Here are some points I took from the book when I first read it:

  1. Not everyone’s depression looks the same, but you’re also not alone.
  2. There aren’t reasons for suicide. Hannah was already depressed. There were just things that didn’t help. Maybe the reasons I’m grasping at for my own depression aren’t actual reasons.
  3. People should be kinder to each other.
  4. Things that people without mental illness can endure can sometimes have a greater effect on people with depression. My reactions to events are different than other people’s.

Just to name a few. And with a lot of these, other people saw the OPPOSITE. That the book was saying people kill themselves for specific reasons. That it glorified suicide. And I completely see that perspective now. It just wasn’t how I saw it when I first read the book. Maybe if I had read it a different time, when my depression was at its worse, the effect would have been different.

Now I believe the book is likely to be more harmful than helpful for most people. (The television show had made up for some of the faults, and then went terribly, terribly wrong by showing the suicide. A suicide they made bloody when it wasn’t in the book. It was a mistake big enough to pretty much cancel out all the good. I enjoyed the series until then, but maybe it isn’t a coincidence I had a mental breakdown the day after marathoning the episodes.) It’s not something I’d recommend. I wouldn’t put it in the hands of a teen with depression. But what about the ones who have read it already and it helped them? What about those who could relate? I also don’t want to disparage them or make them think something is wrong with them for liking it. After all, I had found worth in it at one point.
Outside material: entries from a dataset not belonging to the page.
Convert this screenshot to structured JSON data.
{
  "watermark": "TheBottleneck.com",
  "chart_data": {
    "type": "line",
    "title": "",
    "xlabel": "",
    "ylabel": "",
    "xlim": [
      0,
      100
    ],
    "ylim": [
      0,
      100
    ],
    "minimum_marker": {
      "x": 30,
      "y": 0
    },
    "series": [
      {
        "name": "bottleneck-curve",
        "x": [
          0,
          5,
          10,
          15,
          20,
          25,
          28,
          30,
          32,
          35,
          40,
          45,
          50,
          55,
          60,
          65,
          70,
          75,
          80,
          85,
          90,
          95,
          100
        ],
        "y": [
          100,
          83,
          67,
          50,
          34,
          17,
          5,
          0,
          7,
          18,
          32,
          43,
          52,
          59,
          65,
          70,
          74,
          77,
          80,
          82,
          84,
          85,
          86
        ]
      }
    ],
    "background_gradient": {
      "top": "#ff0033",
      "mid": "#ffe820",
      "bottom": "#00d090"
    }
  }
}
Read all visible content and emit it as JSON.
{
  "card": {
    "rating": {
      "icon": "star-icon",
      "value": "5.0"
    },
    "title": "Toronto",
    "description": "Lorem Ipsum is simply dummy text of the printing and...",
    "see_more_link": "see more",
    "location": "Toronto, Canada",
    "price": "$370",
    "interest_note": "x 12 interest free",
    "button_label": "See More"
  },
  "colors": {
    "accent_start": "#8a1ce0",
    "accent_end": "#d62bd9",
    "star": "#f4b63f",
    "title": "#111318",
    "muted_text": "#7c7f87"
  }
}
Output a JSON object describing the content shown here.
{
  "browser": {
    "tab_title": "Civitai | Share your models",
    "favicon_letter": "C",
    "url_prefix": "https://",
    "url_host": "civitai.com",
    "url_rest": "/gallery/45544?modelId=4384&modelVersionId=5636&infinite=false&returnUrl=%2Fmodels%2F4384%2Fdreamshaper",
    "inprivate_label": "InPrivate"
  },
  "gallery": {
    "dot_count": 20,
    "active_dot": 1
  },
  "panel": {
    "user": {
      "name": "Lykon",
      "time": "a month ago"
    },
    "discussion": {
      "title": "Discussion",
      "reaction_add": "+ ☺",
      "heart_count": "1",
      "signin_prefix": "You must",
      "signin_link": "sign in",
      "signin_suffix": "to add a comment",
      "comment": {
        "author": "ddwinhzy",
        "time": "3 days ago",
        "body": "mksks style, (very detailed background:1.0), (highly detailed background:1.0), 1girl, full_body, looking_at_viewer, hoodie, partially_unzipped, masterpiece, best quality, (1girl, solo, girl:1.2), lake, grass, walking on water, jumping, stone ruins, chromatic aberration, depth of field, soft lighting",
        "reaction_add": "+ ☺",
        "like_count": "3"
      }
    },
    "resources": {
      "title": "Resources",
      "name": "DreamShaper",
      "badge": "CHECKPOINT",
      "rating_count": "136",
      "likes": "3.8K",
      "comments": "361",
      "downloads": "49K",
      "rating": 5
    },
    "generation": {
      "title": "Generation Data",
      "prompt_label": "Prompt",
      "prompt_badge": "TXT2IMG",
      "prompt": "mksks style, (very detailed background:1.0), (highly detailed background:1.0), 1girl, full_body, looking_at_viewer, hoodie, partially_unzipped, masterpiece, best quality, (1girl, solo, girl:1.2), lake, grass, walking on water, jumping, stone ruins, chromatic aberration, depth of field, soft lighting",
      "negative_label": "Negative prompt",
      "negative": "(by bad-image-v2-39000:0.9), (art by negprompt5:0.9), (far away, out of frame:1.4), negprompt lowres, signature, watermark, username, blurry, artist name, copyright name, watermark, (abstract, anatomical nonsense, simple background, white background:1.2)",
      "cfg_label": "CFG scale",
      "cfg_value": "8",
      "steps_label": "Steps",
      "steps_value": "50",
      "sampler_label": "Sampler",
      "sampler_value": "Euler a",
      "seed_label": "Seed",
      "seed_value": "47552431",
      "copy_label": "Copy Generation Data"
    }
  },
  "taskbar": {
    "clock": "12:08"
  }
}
I don’t know what the answer is here. If there even is one. Mental illness is messy and so is the representation of mental illness. Even books that take the absolute most care are going to be damaging to someone. I could write the story of my own struggle with 100% truthfulness and it could still be harmful to someone else.

That doesn’t mean the damaging aspects of Thirteen Reasons Why, as the book or Netflix series, are off the hook. It’s a problem to be discussed. I think the overall positive impact is narrow. But when it comes to mental illness as a topic as a whole, there’s a lot to be done. More careful representation needs to be out there. And when we fight to keep out things with harmful descriptions from future readers, we can’t forget the ones that have already read it. There are ones who need help because of the harm. And there are ones who found comfort, who shouldn’t be made to feel stupid.

And perhaps a little more mental health education worldwide would stop some of the jokes coming off the Netflix series that make light of suicide. Maybe if more people understood what mental illness entails, those suffering would have the help they need instead of just going to books and shows to feel less alone. 

Here are some other posts I read discussing the book/show: